The place to be on Monday, July 25 is at the MLK Concert Series at Wingate Field in beautiful Brooklyn.

Done and dusted, Eric Benet’s rep as a singer is solid. There has been some drama (he’s the former husband of actress Halle Berry), but undisputed are his vocal abilities. He took a lot of slack from the much-publicized breakdown of his marriage, but the release of his latest album and a recent, vainglorious performance at Manhattan’s Highland Ballroom solidified the opinion that he is indeed one of R&B’s finest singers.

Play around and don’t show up at Wingate on Monday night if you want, but you’ll be kicking yourself all the way home a day later. Trust. Benet is a Grammy nominee with hits like: “You’re the Only One,” “Chocolate Legs” “Spend My Life with You” “True to Myself” and “Georgy Porgy.”

His latest album, “Lost in Time,” is a tribute to old soul and original R&B. There are shades of the Stylistics and the O’Jays that run throughout this album as if to confirm, Benet told the AmNews that the “best era for soul music was the ’70s. There are certain artists that I like now, like Ne-Yo,” he said, but pretty much “originality, creativity and spontaneity has been dying.”

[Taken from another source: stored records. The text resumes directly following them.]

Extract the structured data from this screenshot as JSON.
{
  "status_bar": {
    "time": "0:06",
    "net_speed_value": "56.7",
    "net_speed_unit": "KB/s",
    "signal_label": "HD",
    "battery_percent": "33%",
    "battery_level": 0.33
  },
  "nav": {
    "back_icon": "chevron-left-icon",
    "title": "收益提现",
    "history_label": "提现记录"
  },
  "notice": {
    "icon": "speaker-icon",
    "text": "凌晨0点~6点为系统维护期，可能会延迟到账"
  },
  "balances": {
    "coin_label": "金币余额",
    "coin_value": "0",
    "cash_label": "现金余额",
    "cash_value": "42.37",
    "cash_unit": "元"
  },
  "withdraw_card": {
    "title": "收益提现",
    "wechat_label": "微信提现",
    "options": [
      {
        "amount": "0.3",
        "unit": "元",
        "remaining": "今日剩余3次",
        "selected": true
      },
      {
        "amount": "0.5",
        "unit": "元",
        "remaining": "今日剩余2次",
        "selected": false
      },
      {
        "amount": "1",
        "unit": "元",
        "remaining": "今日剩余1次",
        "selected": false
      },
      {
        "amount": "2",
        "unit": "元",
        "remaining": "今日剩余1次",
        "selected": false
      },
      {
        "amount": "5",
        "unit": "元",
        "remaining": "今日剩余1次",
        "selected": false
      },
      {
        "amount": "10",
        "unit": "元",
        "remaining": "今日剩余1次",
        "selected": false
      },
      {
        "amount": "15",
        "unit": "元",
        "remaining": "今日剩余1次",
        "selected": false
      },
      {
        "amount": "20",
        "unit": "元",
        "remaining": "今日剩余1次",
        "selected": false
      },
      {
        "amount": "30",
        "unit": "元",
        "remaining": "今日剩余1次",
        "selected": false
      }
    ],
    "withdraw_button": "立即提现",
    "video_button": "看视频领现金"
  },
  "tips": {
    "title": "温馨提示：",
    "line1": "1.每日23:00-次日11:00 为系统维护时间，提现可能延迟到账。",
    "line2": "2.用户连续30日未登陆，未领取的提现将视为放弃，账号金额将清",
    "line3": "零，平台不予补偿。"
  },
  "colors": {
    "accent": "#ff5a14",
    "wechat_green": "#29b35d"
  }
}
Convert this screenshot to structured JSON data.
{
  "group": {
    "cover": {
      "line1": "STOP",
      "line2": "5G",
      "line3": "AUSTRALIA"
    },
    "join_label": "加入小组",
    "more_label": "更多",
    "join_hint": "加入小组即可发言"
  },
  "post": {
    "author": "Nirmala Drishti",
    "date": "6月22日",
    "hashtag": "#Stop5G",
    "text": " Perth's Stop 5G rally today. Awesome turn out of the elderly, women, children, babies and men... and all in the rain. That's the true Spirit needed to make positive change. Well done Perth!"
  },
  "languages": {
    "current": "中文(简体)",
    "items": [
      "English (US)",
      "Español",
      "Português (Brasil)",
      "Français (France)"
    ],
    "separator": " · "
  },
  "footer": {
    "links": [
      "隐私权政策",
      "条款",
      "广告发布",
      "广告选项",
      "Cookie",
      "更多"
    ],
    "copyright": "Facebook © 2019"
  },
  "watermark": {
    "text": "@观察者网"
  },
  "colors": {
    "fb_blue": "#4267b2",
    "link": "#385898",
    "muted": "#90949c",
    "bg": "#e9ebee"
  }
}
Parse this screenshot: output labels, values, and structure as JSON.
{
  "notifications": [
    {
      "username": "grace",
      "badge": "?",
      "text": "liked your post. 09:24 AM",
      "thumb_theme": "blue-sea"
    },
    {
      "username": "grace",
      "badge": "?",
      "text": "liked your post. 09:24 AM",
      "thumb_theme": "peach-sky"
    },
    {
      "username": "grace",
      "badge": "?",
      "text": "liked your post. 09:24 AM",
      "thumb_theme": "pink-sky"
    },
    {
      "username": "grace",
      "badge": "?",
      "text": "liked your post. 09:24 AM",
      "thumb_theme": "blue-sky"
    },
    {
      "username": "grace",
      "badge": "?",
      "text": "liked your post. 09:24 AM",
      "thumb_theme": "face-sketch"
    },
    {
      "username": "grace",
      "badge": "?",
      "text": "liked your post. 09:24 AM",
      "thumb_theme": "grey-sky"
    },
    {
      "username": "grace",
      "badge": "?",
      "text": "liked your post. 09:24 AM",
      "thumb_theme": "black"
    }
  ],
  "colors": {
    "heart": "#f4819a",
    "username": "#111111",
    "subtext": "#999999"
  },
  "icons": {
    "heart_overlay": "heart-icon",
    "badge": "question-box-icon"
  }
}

“Lost in Time” features duets with Faith Evans, Chrisette Michele, Ledisi and the O’Jays’ Eddie Levert.

“I want people to remember what music is and what it can feel like. To do that, I knew the record had to be all about the musician and the actual song,” said the multiple-Grammy nominee. “The desire to do that took me all the way back to that time-around 1972 through 1976-and like a lot of others, my development as an artist is a direct result of being immersed in that era.”

Thus Benet went back to his hometown of Milwaukee, Wis., and recorded with local musicians, including the Milwaukee Symphony’s string section. “I like loops and drum machines as much as the next person, but when it comes to something that resonates in your soul, you have to have something constructed with live musicians.”

You can’t mess with the beautiful “Sometimes I Cry.” It establishes Benet once again as a “singer’s singer.” He pulls out all the emotion possible and rides those high notes, and wraps them up in a falsetto with a manly energy that leaves the object of his song in no doubt about how he is feeling.

Benet took the compliment and responded, “I just want to put all of myself into my art. That’s what it is for me.”

He noted, “‘Sometimes I Cry’ is about how you’ve completely moved on, but still there’s still some melancholy about the breakup. Maybe you’re even dating somebody, but sometimes, when you’re alone, you cry and you’re sad about what could have been.”

Love is also the message on “Always a Reason,” one of the first songs written for the album. “I had this concept and the feeling, but I also wanted to approach it lyrically authentic. When you go back to the ’70s, there’s an element of almost juvenile corn. Like, ‘I love you so, I’ll never let you go.’ So I wanted it to resonate emotionally, but be very much of that era in order to be classic.

“There was quite a bit of giddiness involved with writing it: discovering a part of the past you didn’t know was there and having a giddy little feeling. I just wanted to almost stand there at the door of corny,” Benet said, laughing, “but not walk in.”

Concerning “Paid,” sung with Levert, Benet admits that he simply “wanted it to sound straight up like an O’Jays track, and it comes off like that.”

“I want people to remember what music is and what it can feel like. There’s so much to be depressed about right now, and I think now more so than ever, you need to remember how good it feels to get back to the real. People just need to have some feel-good R&B in their lives.”

Benet will be in Brooklyn on Monday with Charlie Wilson.

Last year, Wilson killed it with his high-energy set. This will be a great show. Last week was the fabulous Frankie Beverly and Maze, then Mary Mary rocked the stage on Monday. Still to come is Peabo Bryson, Queen Latifah, Mighty Sparrow and others. Watch out now!

Wingate Field is located on Winthrop Street, between Brooklyn and Kingston avenues, in Brooklyn. It is free for all ages. Shows start at 7 p.m. Call (718) 469-1912 or log onto for more information.